    if (choice1 === "rock" || choice1 === "paper" || choice1 === "scissors") {
        if(choice1 === choice2) {
            return "The result is a tie!";
        }
        else if (choice1 === "rock") {
            if (choice2 === "scissors") {
                return "rock wins";
            }
            else {
                return "paper wins";
                }
        }
        else if (choice1 === "paper") {
            if (choice2 === "rock") {
                return "paper wins";
            }
            else {
                return "scissors wins";
            }
        }
        else {
            if (choice2 === "rock") {
                return "rock wins";
            }
            else {
                return "scissors wins";
            }
        }
    }    
    else {
        return choice1 + " is not an option. Please try again and enter either 'rock', 'paper' or 'scissors'";
    }    
};

#5

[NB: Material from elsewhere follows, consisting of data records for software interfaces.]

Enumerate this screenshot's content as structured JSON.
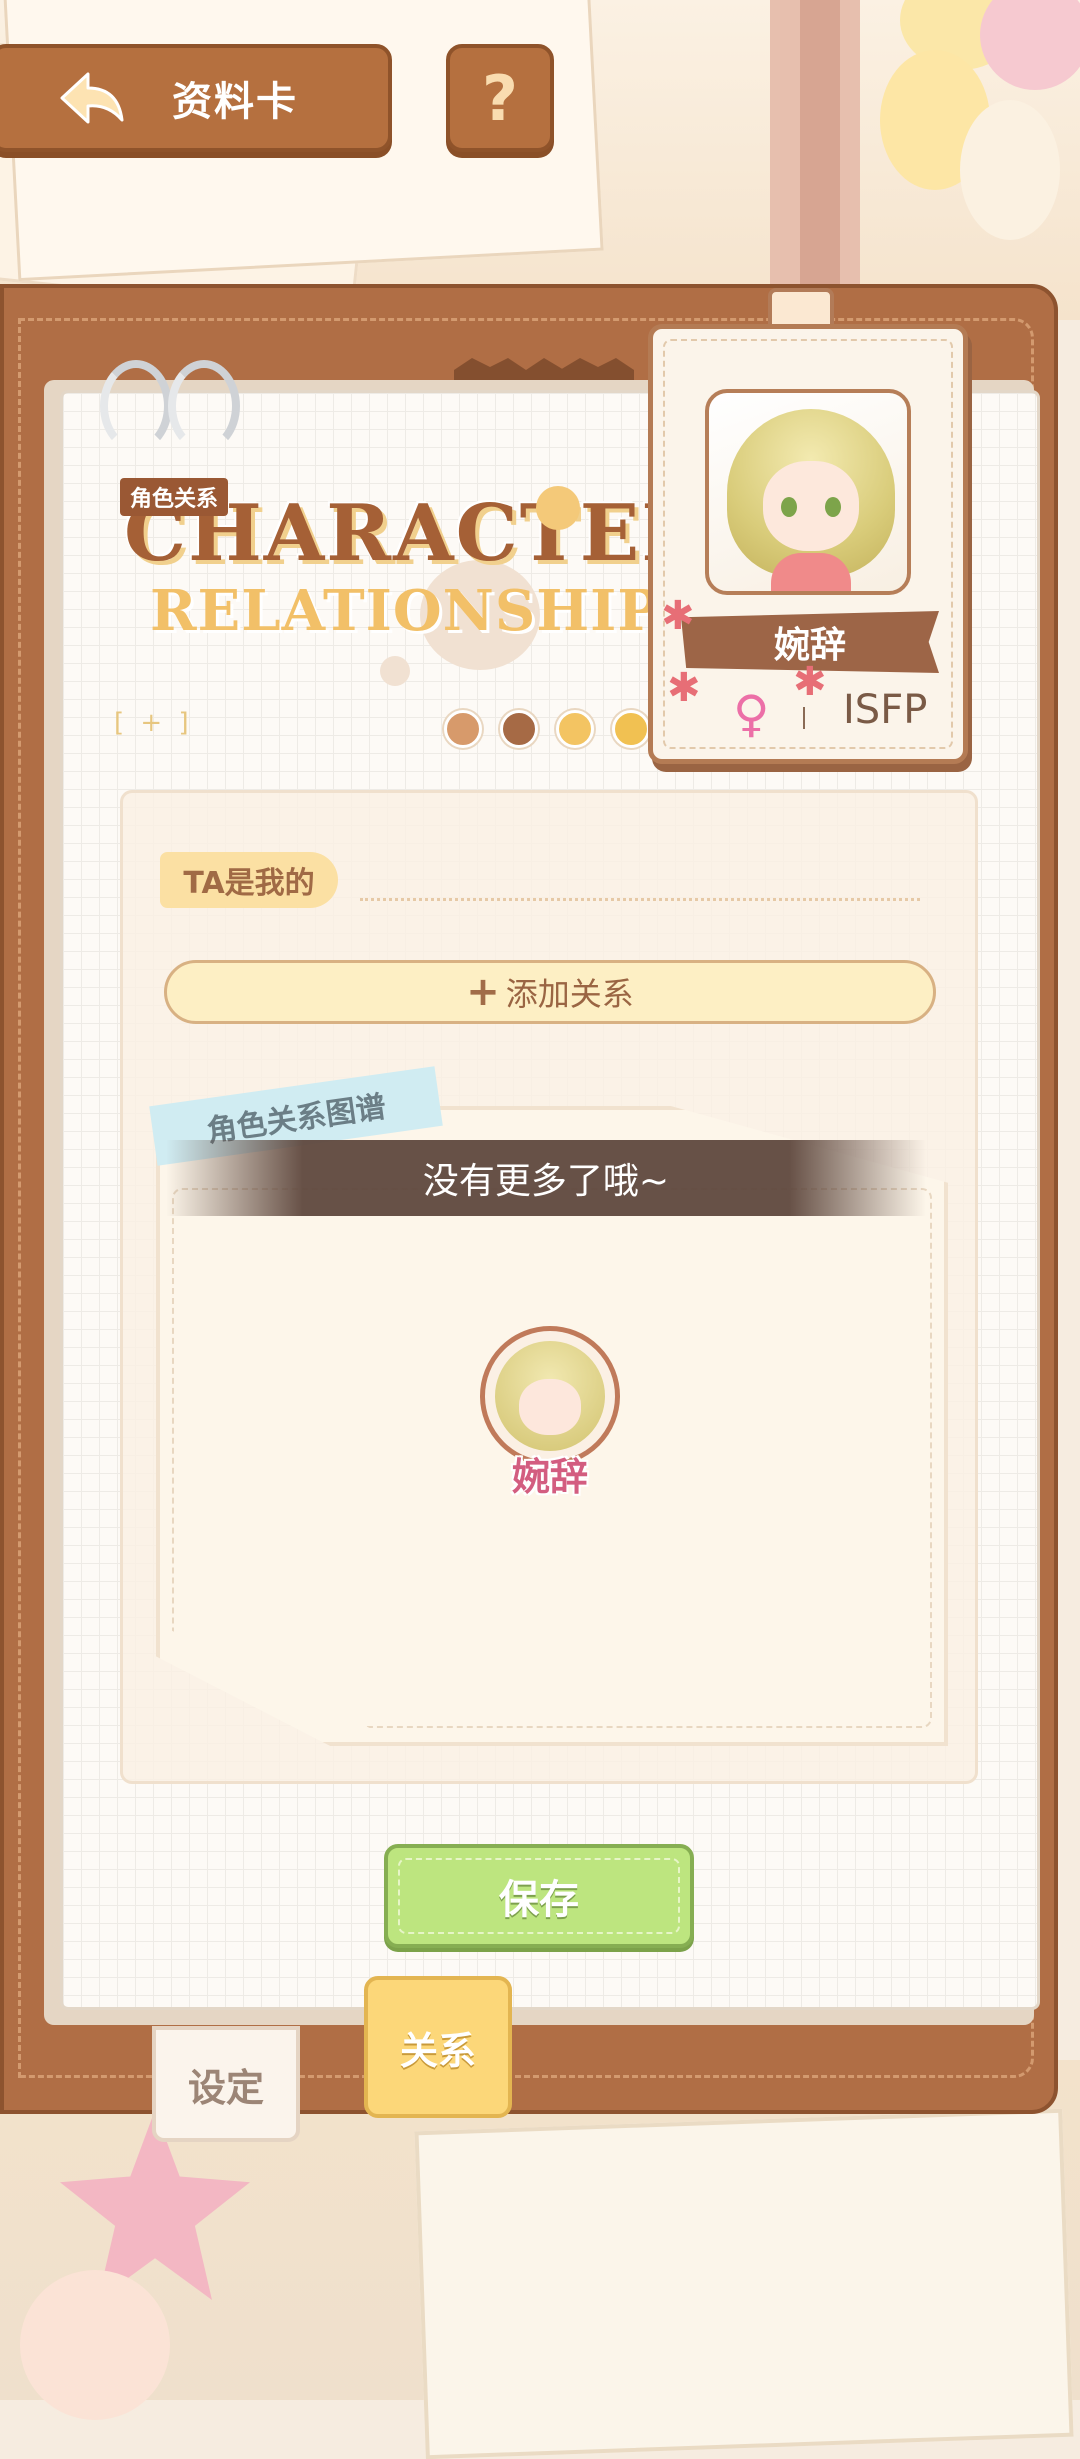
{
  "header": {
    "back_label": "资料卡",
    "help_label": "?"
  },
  "title": {
    "tag": "角色关系",
    "line1": "CHARACTER",
    "line2": "RELATIONSHIPS",
    "bracket": "[ + ]"
  },
  "id_card": {
    "name": "婉辞",
    "gender_symbol": "♀",
    "mbti": "ISFP"
  },
  "form": {
    "ta_label": "TA是我的",
    "add_relation_label": "添加关系",
    "add_relation_icon": "+"
  },
  "graph": {
    "tag": "角色关系图谱",
    "toast": "没有更多了哦~",
    "center_name": "婉辞"
  },
  "actions": {
    "save_label": "保存"
  },
  "tabs": [
    {
      "label": "设定",
      "active": false
    },
    {
      "label": "关系",
      "active": true
    }
  ],
  "colors": {
    "brown_button": "#b5703f",
    "save_green": "#bde57f",
    "active_tab": "#fcd779",
    "name_pink": "#d35d80"
  }
}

Loops and the or operator or not introduced in this point of the course. I would be very impressed if you found a method to validate user input with what you learned in the lessons so far

Yes, we where running a bit to help with the validation of userinput

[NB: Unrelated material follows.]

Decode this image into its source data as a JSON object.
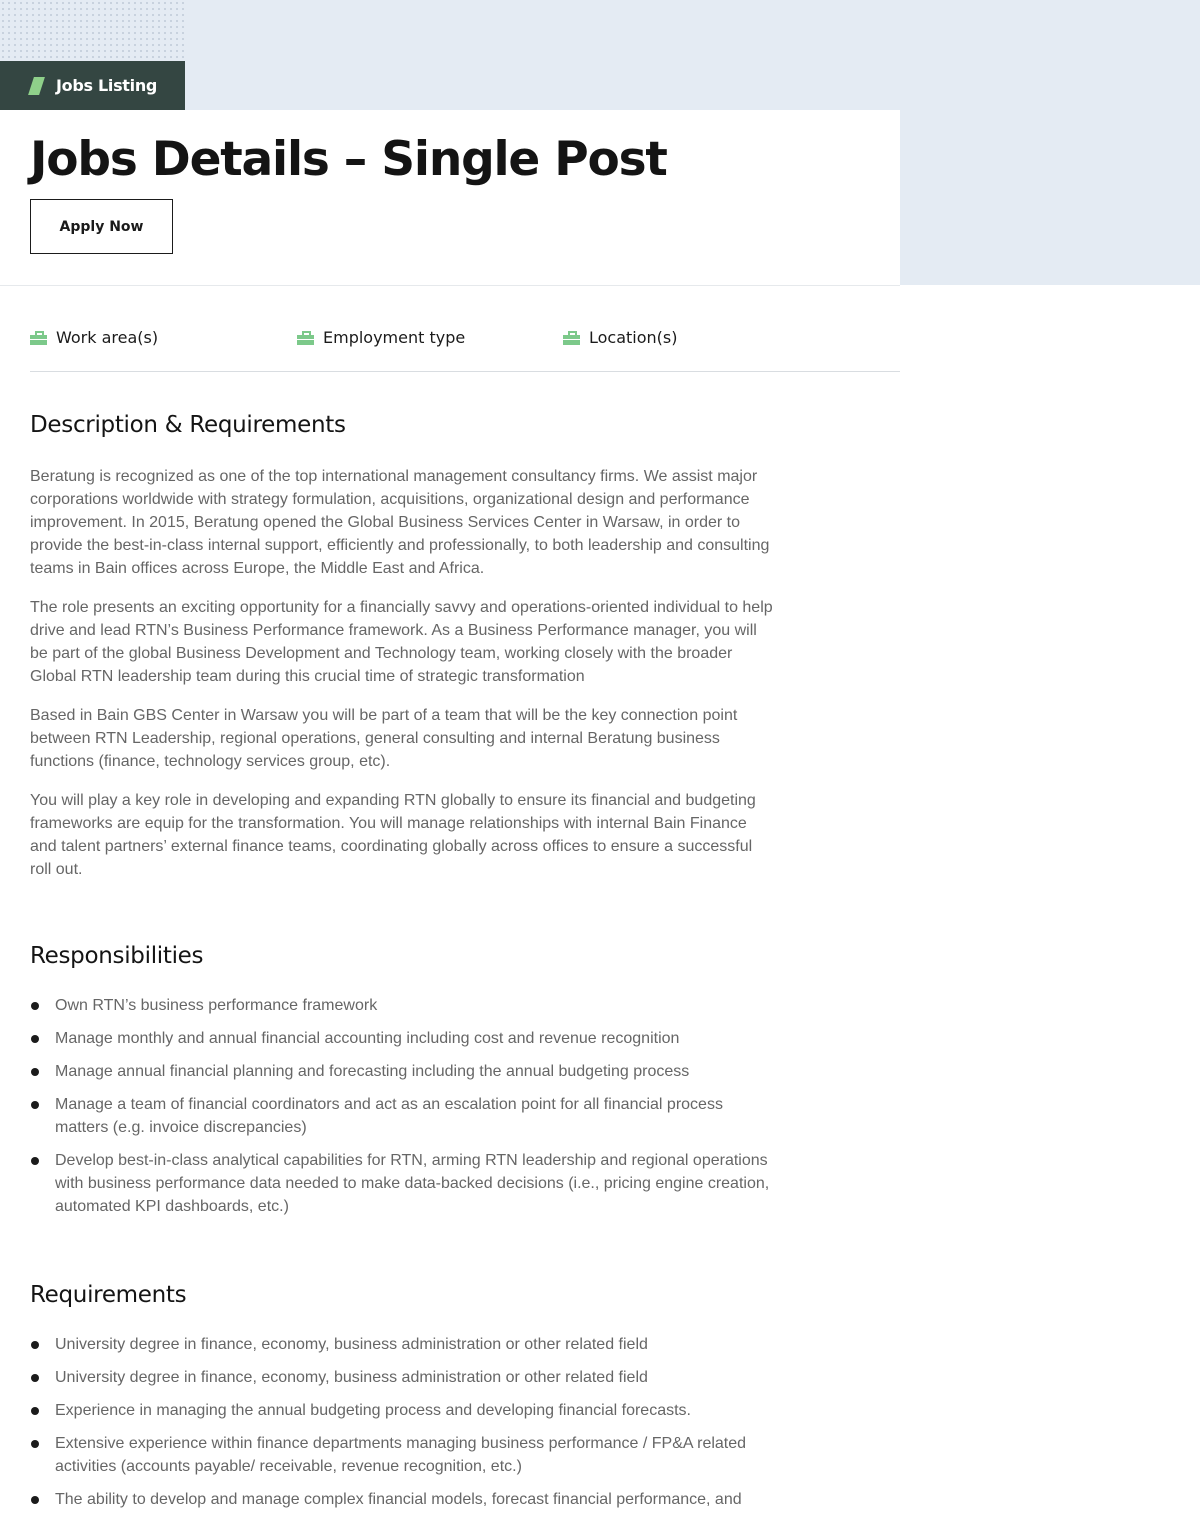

#6

i found this thread hoping to find an answer regarding the rock paper scissors inappropriate answer input.
if only i could figure a way out how to validate answers without using lessons that haven't taught yet i mean beyond the loops, etc.

i just need to know if it's possible so I wont stop figuring out for a solution. thanks!


#7

functions are taught, so you could do:

var validate = function(){
    var userChoice = prompt("Do you choose rock, paper or scissors?");
    if (userChoice != "rock" && userChoice != "paper" && userChoice != "scissors"){
        validate()
    }
}
validate()

But as you can see, this code is more complicated then a loop. But the answer to your question is: Yes, it can be done with what you learned


#8

but the "!=" and the "&&" haven't even been taught yet :frowning:


#9

!== then? which is the same except it also checks data type. != is taught, && simply's means and. Really? I would have to check, but && is quit vital, i would say it is taught early in the course.

!== is taught, i checked it. Well, you could do something like:

var validate = function(){
    var userChoice = prompt("Do you choose rock, paper or scissors?");
    if (userChoice == "rock"){return}
    if (userChoice == "paper"){return}
    if (userChoice == "scissors"){return}
   validate()
}
validate()

There are so many ways to solve this problem.

Edit: This needs to be integrated into a existing rock, paper and scissors game.


#10

I came to this topic for the same reason as chesterkins2, and I wondered if you might tell me where you would put this block of code (your most recent one.) Would I put it in early on or add it on to the code I already have? Thank you!


#11

I am trying to help, but this means i am also trying to let you guys do the step of thinking (to improve understanding). Where would you put it? And why?

I would personally put it after the userChoice and ComputerChoice but before you start comparing with your compare function


#12

I understand, that is what I'm here for, learning coding, and this particular exercise is made so I can think. I was going to put it after the whole block that defines the code, and before the if else statements. it just seems like that would be a good place. I wasn't sure if it mattered where it went! :smile:


#13

Well, it does matter where you put it. Think about it for a second, what are the steps of the program? The steps are the following:

  • giving the computer a choice by means of random number
  • asking the user for input
  • compare the user and computer choice, and give a winner

Now, where would it make it sense to insert a user input validation?

i would put the user validation after you asked the user for input (since otherwise you don't have input yet, which makes validation rather difficult), but before you start comparing (you want to compare with valid user input)


#14

That makes sense, I should have thought about it a bit more! If I had, I would have realized that!:persevere: Thank you for your help.